Working through the lines below, return each one that holds "text".

════════

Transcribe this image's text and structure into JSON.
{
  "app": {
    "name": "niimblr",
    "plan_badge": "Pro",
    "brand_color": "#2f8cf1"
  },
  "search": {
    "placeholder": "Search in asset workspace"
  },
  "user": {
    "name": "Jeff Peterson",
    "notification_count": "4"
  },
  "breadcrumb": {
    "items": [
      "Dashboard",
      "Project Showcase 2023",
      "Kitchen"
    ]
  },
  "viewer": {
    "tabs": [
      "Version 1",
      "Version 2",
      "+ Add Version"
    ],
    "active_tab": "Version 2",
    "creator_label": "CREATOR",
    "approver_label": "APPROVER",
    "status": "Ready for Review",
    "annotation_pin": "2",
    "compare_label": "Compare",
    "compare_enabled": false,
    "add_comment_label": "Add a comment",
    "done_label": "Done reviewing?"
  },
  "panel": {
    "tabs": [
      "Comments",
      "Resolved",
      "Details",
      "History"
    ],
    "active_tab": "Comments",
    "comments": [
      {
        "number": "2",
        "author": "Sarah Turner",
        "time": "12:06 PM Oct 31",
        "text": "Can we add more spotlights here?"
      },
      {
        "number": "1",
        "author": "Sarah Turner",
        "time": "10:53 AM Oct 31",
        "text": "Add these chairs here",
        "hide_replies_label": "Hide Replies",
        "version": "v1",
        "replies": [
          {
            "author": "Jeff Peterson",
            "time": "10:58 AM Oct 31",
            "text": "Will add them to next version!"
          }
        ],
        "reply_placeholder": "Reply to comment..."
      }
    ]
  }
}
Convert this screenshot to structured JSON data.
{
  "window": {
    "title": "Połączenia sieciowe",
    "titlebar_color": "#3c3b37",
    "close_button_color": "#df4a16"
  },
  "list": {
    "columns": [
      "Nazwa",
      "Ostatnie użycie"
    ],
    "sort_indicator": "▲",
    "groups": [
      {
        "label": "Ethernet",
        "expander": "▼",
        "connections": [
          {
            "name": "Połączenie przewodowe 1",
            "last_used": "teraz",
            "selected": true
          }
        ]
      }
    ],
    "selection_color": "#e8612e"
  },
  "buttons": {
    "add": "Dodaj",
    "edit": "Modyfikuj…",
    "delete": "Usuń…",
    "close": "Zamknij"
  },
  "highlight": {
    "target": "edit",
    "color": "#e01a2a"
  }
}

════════

Output of the task:
Transcribe this image's text and structure into JSON.
        "text": "Can we add more spotlights here?"
        "text": "Add these chairs here",
            "text": "Will add them to next version!"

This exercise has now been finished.